(Page and application data records)
==========
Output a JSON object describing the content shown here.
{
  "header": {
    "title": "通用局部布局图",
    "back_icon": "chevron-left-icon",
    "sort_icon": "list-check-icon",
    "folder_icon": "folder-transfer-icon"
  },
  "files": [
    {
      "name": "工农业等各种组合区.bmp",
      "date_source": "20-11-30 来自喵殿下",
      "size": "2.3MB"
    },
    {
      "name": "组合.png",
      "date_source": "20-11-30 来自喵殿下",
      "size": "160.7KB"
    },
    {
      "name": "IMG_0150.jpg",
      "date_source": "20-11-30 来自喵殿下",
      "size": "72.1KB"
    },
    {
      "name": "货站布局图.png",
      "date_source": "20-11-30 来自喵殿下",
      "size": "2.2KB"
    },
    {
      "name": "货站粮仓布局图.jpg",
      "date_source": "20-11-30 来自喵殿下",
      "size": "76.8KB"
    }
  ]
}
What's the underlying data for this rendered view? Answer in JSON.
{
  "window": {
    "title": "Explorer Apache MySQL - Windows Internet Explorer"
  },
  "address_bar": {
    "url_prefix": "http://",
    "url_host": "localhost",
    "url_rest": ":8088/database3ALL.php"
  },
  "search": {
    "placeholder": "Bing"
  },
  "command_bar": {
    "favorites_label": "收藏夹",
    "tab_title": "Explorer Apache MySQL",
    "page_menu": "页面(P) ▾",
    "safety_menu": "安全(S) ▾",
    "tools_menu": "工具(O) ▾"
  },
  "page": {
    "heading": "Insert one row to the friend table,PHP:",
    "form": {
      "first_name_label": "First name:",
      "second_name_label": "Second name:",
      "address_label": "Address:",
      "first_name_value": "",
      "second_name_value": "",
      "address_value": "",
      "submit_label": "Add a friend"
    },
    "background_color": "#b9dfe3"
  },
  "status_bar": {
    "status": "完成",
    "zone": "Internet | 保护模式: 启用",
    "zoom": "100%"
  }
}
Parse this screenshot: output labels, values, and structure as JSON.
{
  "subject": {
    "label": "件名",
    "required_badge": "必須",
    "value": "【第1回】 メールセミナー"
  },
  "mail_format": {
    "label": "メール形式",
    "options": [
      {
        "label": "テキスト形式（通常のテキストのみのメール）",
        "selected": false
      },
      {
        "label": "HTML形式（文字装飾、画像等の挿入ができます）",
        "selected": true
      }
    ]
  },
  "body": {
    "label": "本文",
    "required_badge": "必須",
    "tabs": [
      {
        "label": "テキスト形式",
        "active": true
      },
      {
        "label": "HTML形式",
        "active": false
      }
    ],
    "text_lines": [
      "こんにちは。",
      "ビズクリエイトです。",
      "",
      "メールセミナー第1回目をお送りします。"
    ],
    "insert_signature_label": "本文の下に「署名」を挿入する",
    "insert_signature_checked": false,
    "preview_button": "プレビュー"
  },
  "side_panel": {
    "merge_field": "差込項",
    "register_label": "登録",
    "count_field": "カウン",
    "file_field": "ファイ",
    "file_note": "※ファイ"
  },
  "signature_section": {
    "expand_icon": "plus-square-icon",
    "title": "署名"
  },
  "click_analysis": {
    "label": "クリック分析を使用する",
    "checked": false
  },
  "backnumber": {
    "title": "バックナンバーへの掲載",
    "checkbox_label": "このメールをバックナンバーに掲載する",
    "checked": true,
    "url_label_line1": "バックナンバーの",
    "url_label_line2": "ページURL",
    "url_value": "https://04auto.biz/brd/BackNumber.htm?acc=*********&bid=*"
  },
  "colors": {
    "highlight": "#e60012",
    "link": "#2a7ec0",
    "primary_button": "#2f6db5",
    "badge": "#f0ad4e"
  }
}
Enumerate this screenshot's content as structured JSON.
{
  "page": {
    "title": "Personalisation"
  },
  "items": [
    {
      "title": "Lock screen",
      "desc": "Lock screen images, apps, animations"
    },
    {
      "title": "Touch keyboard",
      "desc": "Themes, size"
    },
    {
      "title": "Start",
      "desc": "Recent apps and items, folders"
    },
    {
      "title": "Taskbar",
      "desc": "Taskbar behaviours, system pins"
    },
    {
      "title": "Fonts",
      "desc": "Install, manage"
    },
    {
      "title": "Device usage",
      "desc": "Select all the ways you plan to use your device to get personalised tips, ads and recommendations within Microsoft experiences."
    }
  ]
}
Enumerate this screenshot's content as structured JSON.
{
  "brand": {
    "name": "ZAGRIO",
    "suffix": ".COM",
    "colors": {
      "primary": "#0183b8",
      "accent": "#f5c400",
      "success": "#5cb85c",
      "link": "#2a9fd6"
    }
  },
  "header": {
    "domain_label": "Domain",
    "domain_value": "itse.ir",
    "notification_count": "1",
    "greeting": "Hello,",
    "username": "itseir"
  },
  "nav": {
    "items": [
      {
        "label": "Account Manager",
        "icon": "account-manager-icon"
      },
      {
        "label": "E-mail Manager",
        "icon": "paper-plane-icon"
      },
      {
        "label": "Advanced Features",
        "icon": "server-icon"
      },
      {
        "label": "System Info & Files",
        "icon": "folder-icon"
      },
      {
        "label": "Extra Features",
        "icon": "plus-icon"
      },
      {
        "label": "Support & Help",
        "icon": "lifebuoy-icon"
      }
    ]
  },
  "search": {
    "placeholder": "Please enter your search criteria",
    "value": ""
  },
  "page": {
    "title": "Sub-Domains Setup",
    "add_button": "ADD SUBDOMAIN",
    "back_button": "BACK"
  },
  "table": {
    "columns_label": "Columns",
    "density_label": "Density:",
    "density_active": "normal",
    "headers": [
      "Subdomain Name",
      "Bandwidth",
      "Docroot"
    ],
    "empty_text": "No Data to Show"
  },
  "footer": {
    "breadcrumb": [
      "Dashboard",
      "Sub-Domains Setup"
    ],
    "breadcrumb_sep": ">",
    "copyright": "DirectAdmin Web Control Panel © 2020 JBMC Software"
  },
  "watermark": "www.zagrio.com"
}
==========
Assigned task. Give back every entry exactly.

Result of the task.
Output a JSON object describing the content shown here.
{
  "header": {
    "title": "通用局部布局图",
    "back_icon": "chevron-left-icon",
    "sort_icon": "list-check-icon",
    "folder_icon": "folder-transfer-icon"
  },
  "files": [
    {
      "name": "工农业等各种组合区.bmp",
      "date_source": "20-11-30 来自喵殿下",
      "size": "2.3MB"
    },
    {
      "name": "组合.png",
      "date_source": "20-11-30 来自喵殿下",
      "size": "160.7KB"
    },
    {
      "name": "IMG_0150.jpg",
      "date_source": "20-11-30 来自喵殿下",
      "size": "72.1KB"
    },
    {
      "name": "货站布局图.png",
      "date_source": "20-11-30 来自喵殿下",
      "size": "2.2KB"
    },
    {
      "name": "货站粮仓布局图.jpg",
      "date_source": "20-11-30 来自喵殿下",
      "size": "76.8KB"
    }
  ]
}
What's the underlying data for this rendered view? Answer in JSON.
{
  "window": {
    "title": "Explorer Apache MySQL - Windows Internet Explorer"
  },
  "address_bar": {
    "url_prefix": "http://",
    "url_host": "localhost",
    "url_rest": ":8088/database3ALL.php"
  },
  "search": {
    "placeholder": "Bing"
  },
  "command_bar": {
    "favorites_label": "收藏夹",
    "tab_title": "Explorer Apache MySQL",
    "page_menu": "页面(P) ▾",
    "safety_menu": "安全(S) ▾",
    "tools_menu": "工具(O) ▾"
  },
  "page": {
    "heading": "Insert one row to the friend table,PHP:",
    "form": {
      "first_name_label": "First name:",
      "second_name_label": "Second name:",
      "address_label": "Address:",
      "first_name_value": "",
      "second_name_value": "",
      "address_value": "",
      "submit_label": "Add a friend"
    },
    "background_color": "#b9dfe3"
  },
  "status_bar": {
    "status": "完成",
    "zone": "Internet | 保护模式: 启用",
    "zoom": "100%"
  }
}
Parse this screenshot: output labels, values, and structure as JSON.
{
  "subject": {
    "label": "件名",
    "required_badge": "必須",
    "value": "【第1回】 メールセミナー"
  },
  "mail_format": {
    "label": "メール形式",
    "options": [
      {
        "label": "テキスト形式（通常のテキストのみのメール）",
        "selected": false
      },
      {
        "label": "HTML形式（文字装飾、画像等の挿入ができます）",
        "selected": true
      }
    ]
  },
  "body": {
    "label": "本文",
    "required_badge": "必須",
    "tabs": [
      {
        "label": "テキスト形式",
        "active": true
      },
      {
        "label": "HTML形式",
        "active": false
      }
    ],
    "text_lines": [
      "こんにちは。",
      "ビズクリエイトです。",
      "",
      "メールセミナー第1回目をお送りします。"
    ],
    "insert_signature_label": "本文の下に「署名」を挿入する",
    "insert_signature_checked": false,
    "preview_button": "プレビュー"
  },
  "side_panel": {
    "merge_field": "差込項",
    "register_label": "登録",
    "count_field": "カウン",
    "file_field": "ファイ",
    "file_note": "※ファイ"
  },
  "signature_section": {
    "expand_icon": "plus-square-icon",
    "title": "署名"
  },
  "click_analysis": {
    "label": "クリック分析を使用する",
    "checked": false
  },
  "backnumber": {
    "title": "バックナンバーへの掲載",
    "checkbox_label": "このメールをバックナンバーに掲載する",
    "checked": true,
    "url_label_line1": "バックナンバーの",
    "url_label_line2": "ページURL",
    "url_value": "https://04auto.biz/brd/BackNumber.htm?acc=*********&bid=*"
  },
  "colors": {
    "highlight": "#e60012",
    "link": "#2a7ec0",
    "primary_button": "#2f6db5",
    "badge": "#f0ad4e"
  }
}
Enumerate this screenshot's content as structured JSON.
{
  "page": {
    "title": "Personalisation"
  },
  "items": [
    {
      "title": "Lock screen",
      "desc": "Lock screen images, apps, animations"
    },
    {
      "title": "Touch keyboard",
      "desc": "Themes, size"
    },
    {
      "title": "Start",
      "desc": "Recent apps and items, folders"
    },
    {
      "title": "Taskbar",
      "desc": "Taskbar behaviours, system pins"
    },
    {
      "title": "Fonts",
      "desc": "Install, manage"
    },
    {
      "title": "Device usage",
      "desc": "Select all the ways you plan to use your device to get personalised tips, ads and recommendations within Microsoft experiences."
    }
  ]
}
Enumerate this screenshot's content as structured JSON.
{
  "brand": {
    "name": "ZAGRIO",
    "suffix": ".COM",
    "colors": {
      "primary": "#0183b8",
      "accent": "#f5c400",
      "success": "#5cb85c",
      "link": "#2a9fd6"
    }
  },
  "header": {
    "domain_label": "Domain",
    "domain_value": "itse.ir",
    "notification_count": "1",
    "greeting": "Hello,",
    "username": "itseir"
  },
  "nav": {
    "items": [
      {
        "label": "Account Manager",
        "icon": "account-manager-icon"
      },
      {
        "label": "E-mail Manager",
        "icon": "paper-plane-icon"
      },
      {
        "label": "Advanced Features",
        "icon": "server-icon"
      },
      {
        "label": "System Info & Files",
        "icon": "folder-icon"
      },
      {
        "label": "Extra Features",
        "icon": "plus-icon"
      },
      {
        "label": "Support & Help",
        "icon": "lifebuoy-icon"
      }
    ]
  },
  "search": {
    "placeholder": "Please enter your search criteria",
    "value": ""
  },
  "page": {
    "title": "Sub-Domains Setup",
    "add_button": "ADD SUBDOMAIN",
    "back_button": "BACK"
  },
  "table": {
    "columns_label": "Columns",
    "density_label": "Density:",
    "density_active": "normal",
    "headers": [
      "Subdomain Name",
      "Bandwidth",
      "Docroot"
    ],
    "empty_text": "No Data to Show"
  },
  "footer": {
    "breadcrumb": [
      "Dashboard",
      "Sub-Domains Setup"
    ],
    "breadcrumb_sep": ">",
    "copyright": "DirectAdmin Web Control Panel © 2020 JBMC Software"
  },
  "watermark": "www.zagrio.com"
}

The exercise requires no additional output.